Exercise directions >>
Search the records below for "icon"; copy each line that has it.

Given data >>
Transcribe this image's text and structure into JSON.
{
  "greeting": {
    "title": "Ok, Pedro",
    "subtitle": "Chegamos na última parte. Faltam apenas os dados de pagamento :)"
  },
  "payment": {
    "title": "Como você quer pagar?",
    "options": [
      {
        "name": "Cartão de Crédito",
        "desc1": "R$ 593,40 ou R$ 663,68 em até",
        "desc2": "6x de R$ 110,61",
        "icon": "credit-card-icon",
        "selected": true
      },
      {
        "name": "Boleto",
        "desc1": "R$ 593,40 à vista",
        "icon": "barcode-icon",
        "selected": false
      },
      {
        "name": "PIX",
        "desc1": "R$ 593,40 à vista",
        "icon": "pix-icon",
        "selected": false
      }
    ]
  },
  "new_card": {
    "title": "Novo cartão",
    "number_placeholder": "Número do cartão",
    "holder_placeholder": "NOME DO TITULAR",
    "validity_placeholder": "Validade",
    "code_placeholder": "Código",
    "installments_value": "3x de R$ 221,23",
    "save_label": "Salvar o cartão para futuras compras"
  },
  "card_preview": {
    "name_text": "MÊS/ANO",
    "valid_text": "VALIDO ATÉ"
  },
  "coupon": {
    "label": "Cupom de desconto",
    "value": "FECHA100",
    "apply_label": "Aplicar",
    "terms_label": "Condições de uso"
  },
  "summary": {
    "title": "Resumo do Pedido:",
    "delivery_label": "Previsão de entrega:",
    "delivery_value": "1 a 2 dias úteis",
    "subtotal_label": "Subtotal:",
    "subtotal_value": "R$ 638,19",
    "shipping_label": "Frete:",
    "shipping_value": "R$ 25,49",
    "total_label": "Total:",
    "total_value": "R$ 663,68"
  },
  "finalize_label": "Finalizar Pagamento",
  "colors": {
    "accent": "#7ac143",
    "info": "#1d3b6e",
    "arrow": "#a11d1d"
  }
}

Answer to this task >>
        "icon": "credit-card-icon",
        "icon": "barcode-icon",
        "icon": "pix-icon",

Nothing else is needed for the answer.